Have you ever seen one of those wart-like growths on the side of a tree?
Once upon a time, one of two things happened.
Injury: Look at the trees along your street where the branches were cut off. If the trimming happened last year there will only be slight bulges at the fringe of where the branch was originally. If the trimming happened decades ago, a bulging protective coating may wrap over where the branch originally was. Maybe injury happened when the water in the tree froze during that week of -30ºF temperatures last year? Maybe one tree collided with another when it fell during a wind storm? Maybe a cowboy wrapped some barb wire around the trunk? The story of a tree is journaled in its structure, and the layering of these bulges catalog its entire life, recording the waves and wiggles as it struggled to overcome.
Personally, I don’t classify the growth from injury as a burl, but wikipedia disagrees.
Infection: This is the growth that entrances me. Bacteria and viruses are everywhere, and sometimes, maybe resulting from an injury or just the remnants of a hungry woodpecker, a sprinkling of these invaders enter the inner part of the tree. An eruption of erratic growth results. These are the bulbous wart-like growths you might see hanging off the side of a tree, and if you pull off the bark you often see ’pins’ which look like the sharpened tip of a pencil. More dense or larger pins suggests you’ve really found something with a visually compelling story to tell.
The trick with working with burl is the unknown. Each cut or sanding step might reveal a bark inclusion or void that requires you to revamp the entire piece. It might also reveal even greater complex beauty.
A tree records every cut and bump as part of its physical structure, healing but never forgetting. I admire this. This is also why I feel incredible pressure to portray the tree’s story as beautifully but honestly as my abilities allow — burled trees led adventurous lives.
Historically, burl wood was used to construct the furniture of kings and queens, and you likely know someone that has an heirloom furniture piece incorporating burl. Given its incredible beauty, why don’t you see more of it?
Burls are rare. If you spend the day walking in the forest, you will likely find one, and to my continued surprise, where there is one burl there are often 10 nearby. Burls are an added stress to a tree, so while small 8” diameter burls are proportionally common, finding a 36” diameter burl is like finding a unicorn. If that massive burl is not rotten, then you’re witnessing Bigfoot riding a unicorn. Sorry, I digress.
The second reason you hardly ever see furniture or works of art using burls is much more sad — lumber mills don’t want them. All lumber processed by a commercial-scale lumber mill must pass grade, meaning a limited number of knots, no bark inclusions, and limited usable sections of the tree’s wood. In this demented world where plantation grown pine passes grade while a rough cut oak boad will not, a board containing a burl causes an immediate failure.
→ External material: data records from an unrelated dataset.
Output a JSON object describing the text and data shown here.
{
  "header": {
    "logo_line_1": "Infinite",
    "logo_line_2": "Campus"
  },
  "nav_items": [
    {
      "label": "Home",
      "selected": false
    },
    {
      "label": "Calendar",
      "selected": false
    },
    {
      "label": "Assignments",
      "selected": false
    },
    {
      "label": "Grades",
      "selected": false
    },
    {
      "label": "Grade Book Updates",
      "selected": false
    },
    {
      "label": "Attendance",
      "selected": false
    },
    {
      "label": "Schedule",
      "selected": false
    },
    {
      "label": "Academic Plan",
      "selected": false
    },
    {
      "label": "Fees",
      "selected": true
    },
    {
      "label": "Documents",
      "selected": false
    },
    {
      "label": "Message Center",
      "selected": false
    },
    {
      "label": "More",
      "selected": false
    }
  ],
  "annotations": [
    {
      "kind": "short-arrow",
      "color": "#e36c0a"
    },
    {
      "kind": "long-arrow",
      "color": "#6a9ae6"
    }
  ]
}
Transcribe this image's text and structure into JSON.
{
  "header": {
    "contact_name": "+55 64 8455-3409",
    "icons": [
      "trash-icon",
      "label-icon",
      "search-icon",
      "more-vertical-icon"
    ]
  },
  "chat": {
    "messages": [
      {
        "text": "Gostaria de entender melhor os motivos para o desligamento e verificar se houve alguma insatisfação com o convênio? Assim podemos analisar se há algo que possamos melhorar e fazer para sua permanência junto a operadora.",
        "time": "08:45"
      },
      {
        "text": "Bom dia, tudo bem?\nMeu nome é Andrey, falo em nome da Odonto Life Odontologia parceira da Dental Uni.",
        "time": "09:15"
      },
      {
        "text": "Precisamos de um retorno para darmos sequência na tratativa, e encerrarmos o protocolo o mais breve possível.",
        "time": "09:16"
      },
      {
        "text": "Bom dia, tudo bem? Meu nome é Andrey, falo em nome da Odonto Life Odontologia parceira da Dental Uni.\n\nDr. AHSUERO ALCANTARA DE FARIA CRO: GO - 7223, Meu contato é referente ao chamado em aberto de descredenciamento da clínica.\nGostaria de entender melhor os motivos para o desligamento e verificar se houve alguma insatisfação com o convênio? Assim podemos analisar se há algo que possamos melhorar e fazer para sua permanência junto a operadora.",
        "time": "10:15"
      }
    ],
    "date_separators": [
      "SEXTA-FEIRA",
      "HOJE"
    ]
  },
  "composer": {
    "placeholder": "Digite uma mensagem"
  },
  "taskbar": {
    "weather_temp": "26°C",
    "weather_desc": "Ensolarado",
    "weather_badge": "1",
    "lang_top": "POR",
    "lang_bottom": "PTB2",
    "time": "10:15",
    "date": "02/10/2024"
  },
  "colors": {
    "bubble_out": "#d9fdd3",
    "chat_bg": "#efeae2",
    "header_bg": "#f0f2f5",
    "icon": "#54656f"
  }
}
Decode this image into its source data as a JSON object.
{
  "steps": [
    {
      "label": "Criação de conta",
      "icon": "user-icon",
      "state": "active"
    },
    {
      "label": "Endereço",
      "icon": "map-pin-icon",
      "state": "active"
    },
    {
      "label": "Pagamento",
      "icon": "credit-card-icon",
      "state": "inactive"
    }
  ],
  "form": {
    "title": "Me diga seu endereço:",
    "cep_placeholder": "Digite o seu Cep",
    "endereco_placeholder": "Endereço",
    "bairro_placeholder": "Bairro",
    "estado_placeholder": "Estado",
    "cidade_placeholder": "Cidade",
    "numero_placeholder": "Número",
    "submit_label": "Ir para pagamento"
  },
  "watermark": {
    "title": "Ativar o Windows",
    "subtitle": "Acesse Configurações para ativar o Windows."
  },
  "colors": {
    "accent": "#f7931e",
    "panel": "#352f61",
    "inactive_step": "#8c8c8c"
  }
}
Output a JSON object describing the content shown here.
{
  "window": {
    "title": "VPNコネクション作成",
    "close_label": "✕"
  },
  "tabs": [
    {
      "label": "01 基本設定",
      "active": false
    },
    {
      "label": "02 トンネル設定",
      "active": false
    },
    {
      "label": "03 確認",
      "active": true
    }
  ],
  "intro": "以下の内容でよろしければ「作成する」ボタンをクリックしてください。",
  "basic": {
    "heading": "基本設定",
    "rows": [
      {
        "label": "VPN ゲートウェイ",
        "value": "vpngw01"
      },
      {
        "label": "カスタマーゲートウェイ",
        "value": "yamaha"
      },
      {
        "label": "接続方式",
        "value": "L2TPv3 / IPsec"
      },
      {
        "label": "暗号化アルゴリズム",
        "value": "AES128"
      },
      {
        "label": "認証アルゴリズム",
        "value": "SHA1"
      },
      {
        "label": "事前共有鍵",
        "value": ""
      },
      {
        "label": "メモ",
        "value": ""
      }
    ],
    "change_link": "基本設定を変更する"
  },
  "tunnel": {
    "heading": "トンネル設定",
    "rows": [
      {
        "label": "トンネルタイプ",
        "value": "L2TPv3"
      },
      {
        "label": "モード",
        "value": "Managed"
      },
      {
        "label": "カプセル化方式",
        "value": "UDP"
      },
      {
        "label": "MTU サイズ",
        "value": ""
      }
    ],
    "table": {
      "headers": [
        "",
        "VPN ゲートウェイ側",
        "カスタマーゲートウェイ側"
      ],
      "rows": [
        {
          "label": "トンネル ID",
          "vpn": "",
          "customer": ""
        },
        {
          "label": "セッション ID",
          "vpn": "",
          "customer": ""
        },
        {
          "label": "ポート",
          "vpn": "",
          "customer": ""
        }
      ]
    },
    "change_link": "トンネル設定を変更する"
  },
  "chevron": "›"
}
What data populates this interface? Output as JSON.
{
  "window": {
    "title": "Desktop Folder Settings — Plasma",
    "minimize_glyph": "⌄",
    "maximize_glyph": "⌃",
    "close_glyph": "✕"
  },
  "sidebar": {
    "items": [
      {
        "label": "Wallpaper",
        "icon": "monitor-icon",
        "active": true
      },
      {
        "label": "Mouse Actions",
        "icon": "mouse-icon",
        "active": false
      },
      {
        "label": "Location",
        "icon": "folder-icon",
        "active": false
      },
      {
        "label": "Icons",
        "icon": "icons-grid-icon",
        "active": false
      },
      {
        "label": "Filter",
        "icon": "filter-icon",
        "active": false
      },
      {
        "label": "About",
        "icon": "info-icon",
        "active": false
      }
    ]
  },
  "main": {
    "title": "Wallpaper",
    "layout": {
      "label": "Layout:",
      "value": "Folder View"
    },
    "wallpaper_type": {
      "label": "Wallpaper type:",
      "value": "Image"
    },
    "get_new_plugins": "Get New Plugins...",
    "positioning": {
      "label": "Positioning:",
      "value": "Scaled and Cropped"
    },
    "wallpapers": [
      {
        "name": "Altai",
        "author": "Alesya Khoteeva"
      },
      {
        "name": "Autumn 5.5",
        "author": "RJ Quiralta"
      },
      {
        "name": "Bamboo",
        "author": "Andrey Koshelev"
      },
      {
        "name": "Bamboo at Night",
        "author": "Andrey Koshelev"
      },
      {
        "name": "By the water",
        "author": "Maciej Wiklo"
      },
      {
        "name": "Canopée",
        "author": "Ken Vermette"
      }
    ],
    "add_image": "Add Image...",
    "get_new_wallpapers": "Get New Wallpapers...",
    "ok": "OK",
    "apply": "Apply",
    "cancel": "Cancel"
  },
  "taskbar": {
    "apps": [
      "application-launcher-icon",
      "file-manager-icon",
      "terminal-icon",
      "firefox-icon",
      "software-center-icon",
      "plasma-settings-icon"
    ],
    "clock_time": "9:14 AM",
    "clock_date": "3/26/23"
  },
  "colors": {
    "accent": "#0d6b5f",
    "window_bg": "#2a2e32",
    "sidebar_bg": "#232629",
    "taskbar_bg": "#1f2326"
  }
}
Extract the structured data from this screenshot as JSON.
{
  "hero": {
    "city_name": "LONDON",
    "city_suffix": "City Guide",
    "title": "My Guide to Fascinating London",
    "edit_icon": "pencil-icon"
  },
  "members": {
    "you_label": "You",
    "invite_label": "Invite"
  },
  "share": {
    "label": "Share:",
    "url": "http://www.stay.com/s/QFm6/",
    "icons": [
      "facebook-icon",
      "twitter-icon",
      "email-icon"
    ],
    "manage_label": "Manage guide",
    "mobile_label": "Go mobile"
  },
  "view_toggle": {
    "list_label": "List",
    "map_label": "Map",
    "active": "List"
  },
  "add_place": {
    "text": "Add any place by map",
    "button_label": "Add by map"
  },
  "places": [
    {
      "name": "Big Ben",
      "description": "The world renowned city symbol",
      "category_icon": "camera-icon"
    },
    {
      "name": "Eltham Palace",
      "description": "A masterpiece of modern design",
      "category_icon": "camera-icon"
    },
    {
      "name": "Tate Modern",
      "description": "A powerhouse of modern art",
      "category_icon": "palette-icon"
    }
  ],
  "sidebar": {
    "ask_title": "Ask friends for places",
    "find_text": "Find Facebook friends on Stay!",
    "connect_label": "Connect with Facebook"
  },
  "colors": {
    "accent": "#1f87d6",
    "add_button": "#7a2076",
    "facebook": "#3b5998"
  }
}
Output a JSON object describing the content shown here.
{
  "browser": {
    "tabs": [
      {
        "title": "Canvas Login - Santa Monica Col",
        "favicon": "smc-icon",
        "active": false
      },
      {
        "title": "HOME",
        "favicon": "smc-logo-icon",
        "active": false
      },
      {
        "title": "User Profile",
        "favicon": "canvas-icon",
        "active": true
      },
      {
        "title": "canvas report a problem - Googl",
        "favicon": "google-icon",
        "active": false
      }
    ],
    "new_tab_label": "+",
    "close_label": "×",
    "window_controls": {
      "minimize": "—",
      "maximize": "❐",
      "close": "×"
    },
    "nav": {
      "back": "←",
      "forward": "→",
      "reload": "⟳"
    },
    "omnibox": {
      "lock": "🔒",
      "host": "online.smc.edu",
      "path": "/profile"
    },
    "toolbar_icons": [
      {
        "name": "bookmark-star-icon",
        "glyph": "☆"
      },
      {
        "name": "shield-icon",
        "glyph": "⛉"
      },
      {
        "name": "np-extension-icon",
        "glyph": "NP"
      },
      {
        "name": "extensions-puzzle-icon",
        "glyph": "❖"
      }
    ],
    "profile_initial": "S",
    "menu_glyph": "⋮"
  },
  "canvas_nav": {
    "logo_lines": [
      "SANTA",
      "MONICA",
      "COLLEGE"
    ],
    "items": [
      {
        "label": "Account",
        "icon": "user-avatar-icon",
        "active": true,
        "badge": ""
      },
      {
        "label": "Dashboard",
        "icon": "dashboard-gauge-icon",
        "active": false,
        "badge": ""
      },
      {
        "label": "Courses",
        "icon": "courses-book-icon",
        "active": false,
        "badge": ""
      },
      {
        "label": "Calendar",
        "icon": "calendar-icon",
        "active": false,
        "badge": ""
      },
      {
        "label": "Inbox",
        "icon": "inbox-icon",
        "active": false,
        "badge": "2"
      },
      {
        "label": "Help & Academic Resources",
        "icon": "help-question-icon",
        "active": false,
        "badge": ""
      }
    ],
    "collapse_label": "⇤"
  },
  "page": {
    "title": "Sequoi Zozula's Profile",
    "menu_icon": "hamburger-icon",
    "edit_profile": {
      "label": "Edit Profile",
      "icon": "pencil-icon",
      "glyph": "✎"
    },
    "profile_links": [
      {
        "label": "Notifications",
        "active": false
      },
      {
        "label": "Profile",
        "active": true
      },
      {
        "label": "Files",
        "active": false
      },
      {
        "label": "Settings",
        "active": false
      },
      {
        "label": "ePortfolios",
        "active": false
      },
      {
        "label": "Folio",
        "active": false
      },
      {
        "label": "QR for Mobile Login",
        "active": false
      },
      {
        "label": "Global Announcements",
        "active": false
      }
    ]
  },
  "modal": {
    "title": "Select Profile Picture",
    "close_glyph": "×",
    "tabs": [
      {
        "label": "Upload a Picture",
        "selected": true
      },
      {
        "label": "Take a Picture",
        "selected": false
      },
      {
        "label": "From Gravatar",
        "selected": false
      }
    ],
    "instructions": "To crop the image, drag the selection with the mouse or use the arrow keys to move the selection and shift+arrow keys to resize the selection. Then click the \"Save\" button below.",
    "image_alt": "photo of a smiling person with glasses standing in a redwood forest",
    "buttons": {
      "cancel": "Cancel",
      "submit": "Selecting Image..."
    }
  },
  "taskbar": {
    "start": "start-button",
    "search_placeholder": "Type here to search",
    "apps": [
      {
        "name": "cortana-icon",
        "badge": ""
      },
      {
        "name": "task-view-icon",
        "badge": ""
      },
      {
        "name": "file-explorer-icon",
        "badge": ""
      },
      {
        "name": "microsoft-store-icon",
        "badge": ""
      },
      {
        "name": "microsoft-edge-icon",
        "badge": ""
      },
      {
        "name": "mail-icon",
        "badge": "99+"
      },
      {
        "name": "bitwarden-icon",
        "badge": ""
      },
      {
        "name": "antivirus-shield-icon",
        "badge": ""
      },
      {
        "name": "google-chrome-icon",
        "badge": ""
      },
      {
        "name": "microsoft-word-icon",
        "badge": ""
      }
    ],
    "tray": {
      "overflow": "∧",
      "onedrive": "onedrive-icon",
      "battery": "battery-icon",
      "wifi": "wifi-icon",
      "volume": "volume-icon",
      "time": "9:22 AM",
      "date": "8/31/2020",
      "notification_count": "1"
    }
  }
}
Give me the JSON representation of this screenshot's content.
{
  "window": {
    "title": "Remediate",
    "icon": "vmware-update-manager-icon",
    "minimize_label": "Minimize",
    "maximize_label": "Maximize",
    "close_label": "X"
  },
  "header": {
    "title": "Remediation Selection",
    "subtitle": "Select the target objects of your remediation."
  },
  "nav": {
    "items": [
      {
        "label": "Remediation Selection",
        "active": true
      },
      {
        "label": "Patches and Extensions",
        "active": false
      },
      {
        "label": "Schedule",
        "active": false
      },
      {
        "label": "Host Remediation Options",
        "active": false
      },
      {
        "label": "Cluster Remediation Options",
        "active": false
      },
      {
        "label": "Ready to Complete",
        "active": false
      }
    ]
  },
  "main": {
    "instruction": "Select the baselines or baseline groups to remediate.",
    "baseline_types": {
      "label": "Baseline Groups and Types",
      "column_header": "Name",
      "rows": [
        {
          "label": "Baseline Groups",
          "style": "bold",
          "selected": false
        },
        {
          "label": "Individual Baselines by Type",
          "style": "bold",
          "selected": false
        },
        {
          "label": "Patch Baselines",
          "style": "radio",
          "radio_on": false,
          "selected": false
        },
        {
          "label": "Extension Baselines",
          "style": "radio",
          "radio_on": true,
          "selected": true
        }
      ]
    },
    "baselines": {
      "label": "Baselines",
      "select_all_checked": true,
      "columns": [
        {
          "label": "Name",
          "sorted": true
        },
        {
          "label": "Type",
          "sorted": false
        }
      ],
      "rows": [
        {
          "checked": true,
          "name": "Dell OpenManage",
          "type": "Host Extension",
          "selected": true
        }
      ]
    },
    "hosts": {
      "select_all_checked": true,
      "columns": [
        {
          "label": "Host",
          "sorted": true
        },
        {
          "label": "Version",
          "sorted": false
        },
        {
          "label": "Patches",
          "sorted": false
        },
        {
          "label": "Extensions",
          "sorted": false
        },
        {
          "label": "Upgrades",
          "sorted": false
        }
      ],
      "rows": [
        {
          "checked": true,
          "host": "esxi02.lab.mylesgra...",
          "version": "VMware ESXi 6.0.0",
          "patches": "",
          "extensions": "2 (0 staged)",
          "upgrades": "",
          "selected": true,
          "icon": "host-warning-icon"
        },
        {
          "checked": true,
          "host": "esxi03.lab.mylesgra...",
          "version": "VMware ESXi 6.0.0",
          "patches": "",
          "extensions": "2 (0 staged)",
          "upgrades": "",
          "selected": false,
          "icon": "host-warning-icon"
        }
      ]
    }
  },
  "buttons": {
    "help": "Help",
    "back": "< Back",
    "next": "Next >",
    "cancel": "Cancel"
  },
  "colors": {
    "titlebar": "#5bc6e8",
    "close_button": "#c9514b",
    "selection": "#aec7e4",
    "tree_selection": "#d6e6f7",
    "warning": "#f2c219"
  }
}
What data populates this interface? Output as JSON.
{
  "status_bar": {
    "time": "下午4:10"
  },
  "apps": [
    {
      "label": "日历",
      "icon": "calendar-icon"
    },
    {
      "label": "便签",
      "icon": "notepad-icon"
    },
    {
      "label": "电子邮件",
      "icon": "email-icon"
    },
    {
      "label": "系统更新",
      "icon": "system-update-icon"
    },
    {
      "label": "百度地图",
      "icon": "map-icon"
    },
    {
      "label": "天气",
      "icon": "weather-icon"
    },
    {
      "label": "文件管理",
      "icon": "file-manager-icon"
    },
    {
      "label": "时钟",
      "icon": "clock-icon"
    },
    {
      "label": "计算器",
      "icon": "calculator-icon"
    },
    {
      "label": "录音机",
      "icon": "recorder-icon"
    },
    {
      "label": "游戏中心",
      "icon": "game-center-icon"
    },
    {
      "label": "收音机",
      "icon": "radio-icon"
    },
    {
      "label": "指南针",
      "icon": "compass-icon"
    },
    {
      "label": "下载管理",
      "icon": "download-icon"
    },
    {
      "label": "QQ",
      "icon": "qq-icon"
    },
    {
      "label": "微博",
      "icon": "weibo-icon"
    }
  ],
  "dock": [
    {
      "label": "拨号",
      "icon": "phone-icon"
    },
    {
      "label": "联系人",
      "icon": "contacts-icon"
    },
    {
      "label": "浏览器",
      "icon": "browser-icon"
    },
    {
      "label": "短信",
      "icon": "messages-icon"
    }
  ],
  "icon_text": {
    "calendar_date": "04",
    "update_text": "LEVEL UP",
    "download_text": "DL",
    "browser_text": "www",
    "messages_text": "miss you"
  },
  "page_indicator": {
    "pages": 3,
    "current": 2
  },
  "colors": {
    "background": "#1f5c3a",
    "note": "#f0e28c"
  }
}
This rebounds back to the loggers, who are taught early-on to cut out the burls from any log and let them lay.
I hope this insight helps you smile in understanding next time you see one.